Symmetry in biology is about the overall shape of the body and its parts. The body plans of most multicellular organisms have some form of symmetry, radial symmetry, bilateral symmetry or spherical symmetry. A few have no symmetry, and are asymmetric.
In nature and biology, symmetry is approximate. For example, plant leaves, which are more or less symmetrical, will rarely match up exactly when folded in half.
Types of symmetry[change | change source]
There are three basic forms:
- Radial symmetry: The organism looks like a pie. This pie can be cut up into roughly identical pieces.
- Bilateral symmetry: There is an axis; on both sides of the axis the organism looks roughly the same.
- Spherical symmetry: If the organism is cut through its center, the resulting parts look the same.
In nature and biology, symmetry is approximate. For example, plant leaves, while considered symmetric, will rarely match up exactly when folded in half.
Gallery[change | change source]
The patterns on the wings of butterflies are an example of bilateral symmetry
This cephalopod from plankton has bilateral symmetry
A starfish has radial symmetry, sometimes known as "rotational symmetry"

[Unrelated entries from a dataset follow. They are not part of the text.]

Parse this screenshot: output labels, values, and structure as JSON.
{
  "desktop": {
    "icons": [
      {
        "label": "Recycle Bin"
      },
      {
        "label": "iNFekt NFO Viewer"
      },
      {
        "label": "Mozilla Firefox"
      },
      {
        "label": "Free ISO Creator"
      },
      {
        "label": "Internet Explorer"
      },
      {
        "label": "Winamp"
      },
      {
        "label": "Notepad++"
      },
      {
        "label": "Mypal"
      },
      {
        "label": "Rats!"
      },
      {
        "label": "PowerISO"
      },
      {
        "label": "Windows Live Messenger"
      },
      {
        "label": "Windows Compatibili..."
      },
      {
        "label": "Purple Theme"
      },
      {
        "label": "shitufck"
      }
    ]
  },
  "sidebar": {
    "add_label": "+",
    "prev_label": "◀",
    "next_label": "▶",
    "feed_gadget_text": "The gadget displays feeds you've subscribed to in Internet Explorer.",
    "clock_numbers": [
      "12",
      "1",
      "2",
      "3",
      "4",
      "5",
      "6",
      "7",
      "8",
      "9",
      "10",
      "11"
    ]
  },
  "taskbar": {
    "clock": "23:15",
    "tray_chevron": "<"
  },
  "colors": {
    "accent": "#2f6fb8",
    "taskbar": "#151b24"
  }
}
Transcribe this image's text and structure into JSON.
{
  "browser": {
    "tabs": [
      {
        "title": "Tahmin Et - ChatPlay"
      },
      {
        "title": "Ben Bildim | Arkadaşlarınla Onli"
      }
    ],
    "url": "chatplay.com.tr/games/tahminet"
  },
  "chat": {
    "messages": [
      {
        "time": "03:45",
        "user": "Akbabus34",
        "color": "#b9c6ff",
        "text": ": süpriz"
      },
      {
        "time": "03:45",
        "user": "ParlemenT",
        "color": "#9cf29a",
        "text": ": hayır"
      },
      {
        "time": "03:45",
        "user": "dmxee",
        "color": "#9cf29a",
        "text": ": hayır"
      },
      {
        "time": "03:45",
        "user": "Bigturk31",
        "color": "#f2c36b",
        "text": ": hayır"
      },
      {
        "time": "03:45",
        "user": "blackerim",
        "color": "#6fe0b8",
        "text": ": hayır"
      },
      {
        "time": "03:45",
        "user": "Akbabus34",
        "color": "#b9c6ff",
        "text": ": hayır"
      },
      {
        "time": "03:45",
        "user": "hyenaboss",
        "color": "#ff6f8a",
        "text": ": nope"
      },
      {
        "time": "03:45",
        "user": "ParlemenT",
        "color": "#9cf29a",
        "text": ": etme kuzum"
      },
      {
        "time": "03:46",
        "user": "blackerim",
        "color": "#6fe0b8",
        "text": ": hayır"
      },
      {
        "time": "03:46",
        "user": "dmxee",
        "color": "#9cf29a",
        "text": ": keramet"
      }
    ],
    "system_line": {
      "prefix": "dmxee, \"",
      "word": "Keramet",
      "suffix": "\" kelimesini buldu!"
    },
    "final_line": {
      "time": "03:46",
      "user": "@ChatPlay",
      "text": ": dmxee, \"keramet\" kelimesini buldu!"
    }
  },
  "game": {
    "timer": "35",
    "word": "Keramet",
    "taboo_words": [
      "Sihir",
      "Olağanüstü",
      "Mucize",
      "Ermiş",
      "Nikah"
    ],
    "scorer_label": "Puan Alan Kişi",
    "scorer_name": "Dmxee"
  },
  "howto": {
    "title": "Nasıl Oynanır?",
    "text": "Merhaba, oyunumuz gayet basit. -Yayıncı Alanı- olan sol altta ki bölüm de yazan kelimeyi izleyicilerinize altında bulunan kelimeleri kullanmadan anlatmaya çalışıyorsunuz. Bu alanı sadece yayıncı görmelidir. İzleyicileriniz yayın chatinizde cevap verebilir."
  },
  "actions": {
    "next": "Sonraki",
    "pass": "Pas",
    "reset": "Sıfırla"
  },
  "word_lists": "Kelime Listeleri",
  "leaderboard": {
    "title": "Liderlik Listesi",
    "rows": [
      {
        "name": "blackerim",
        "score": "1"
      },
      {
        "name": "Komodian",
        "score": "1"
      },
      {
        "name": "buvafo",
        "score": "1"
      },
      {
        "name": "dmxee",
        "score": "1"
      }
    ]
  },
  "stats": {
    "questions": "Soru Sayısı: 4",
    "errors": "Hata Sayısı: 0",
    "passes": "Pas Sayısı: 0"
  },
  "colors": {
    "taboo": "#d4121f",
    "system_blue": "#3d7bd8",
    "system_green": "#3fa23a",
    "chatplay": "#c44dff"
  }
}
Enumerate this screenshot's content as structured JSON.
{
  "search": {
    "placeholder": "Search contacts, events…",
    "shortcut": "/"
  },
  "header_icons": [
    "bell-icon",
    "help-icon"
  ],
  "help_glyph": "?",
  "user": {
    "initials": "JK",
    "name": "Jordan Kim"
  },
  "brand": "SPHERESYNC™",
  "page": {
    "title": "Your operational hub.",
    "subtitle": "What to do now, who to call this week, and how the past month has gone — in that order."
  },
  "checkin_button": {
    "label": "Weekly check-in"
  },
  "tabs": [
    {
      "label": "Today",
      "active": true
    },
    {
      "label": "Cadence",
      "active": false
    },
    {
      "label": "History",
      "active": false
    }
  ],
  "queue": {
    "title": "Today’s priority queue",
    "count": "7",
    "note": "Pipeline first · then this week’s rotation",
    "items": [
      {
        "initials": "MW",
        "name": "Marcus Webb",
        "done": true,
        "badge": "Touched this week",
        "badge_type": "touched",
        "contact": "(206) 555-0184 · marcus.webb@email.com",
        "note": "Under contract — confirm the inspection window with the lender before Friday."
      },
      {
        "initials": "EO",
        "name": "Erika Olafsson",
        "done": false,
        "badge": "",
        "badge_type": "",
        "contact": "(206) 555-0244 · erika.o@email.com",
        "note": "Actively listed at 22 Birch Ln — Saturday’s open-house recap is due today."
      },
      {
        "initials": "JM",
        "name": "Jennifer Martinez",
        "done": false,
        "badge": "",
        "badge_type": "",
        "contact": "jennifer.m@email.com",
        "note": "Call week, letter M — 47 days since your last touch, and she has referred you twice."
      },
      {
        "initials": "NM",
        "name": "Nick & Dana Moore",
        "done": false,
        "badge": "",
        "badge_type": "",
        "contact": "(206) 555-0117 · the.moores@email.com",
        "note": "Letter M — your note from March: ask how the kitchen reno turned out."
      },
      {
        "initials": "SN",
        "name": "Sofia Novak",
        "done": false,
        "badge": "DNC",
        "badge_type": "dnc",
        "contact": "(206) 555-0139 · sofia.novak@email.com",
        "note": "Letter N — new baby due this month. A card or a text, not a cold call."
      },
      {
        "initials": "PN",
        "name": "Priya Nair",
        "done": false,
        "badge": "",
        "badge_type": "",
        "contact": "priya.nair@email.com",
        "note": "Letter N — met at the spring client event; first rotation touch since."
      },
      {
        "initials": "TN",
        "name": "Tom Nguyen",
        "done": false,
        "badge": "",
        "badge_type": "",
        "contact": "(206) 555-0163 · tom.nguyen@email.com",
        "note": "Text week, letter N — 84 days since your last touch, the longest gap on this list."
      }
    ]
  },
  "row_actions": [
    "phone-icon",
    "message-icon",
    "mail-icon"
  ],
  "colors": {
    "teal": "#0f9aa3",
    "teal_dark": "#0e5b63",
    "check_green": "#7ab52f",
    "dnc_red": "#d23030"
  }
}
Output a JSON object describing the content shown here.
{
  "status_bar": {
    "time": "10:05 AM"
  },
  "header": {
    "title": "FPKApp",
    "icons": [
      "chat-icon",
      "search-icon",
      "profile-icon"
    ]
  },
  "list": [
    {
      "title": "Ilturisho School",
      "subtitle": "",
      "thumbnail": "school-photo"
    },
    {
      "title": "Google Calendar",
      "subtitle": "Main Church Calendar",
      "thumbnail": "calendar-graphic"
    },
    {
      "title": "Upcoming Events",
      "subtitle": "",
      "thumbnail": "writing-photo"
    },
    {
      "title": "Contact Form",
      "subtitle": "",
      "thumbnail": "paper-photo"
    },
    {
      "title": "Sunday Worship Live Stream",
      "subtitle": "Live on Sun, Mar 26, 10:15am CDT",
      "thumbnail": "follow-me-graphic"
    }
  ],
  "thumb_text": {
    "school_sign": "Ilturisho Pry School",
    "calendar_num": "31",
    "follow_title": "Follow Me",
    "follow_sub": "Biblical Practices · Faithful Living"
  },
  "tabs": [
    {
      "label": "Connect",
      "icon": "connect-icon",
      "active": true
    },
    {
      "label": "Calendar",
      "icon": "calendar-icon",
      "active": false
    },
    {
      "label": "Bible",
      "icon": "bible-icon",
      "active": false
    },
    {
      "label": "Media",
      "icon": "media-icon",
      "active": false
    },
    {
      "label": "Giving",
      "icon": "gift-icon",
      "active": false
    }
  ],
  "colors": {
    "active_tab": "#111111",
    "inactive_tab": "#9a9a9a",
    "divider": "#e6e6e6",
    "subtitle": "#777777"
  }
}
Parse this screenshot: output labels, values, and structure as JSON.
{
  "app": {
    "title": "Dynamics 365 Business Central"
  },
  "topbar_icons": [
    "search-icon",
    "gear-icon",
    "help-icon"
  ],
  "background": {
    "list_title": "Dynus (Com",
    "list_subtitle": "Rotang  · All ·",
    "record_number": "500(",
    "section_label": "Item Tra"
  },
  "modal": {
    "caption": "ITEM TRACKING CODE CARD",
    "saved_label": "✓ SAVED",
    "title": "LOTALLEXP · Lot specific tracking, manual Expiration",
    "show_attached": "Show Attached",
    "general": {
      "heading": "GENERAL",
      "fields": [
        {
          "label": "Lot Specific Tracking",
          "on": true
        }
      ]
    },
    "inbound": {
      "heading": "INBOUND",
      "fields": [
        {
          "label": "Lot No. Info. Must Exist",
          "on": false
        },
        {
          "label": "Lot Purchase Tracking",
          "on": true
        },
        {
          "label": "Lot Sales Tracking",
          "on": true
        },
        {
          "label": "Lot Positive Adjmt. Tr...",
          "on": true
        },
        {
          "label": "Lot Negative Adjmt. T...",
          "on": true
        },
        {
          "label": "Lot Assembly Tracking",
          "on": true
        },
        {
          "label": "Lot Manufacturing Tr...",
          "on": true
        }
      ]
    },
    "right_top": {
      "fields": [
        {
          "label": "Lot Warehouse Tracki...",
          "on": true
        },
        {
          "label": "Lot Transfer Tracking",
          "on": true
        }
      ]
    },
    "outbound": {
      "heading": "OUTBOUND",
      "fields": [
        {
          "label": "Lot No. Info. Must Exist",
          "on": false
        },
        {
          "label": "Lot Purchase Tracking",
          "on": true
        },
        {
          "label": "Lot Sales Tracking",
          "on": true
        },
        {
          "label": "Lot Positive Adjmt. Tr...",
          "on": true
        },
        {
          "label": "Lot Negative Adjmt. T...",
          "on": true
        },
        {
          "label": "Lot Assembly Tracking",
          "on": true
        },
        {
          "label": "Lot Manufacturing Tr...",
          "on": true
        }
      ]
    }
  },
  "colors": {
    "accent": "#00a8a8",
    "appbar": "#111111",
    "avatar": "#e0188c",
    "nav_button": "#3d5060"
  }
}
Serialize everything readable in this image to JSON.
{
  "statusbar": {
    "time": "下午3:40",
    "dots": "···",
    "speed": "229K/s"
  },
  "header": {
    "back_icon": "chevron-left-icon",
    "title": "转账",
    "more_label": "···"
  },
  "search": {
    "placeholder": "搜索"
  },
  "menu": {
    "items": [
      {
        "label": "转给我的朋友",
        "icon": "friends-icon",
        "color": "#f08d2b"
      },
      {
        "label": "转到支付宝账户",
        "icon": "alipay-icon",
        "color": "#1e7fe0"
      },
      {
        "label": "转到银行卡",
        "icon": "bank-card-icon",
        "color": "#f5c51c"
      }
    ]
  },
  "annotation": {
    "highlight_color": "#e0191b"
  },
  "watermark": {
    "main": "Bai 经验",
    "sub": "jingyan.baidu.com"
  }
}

Slime mold is asymmetric
Other websites[change | change source]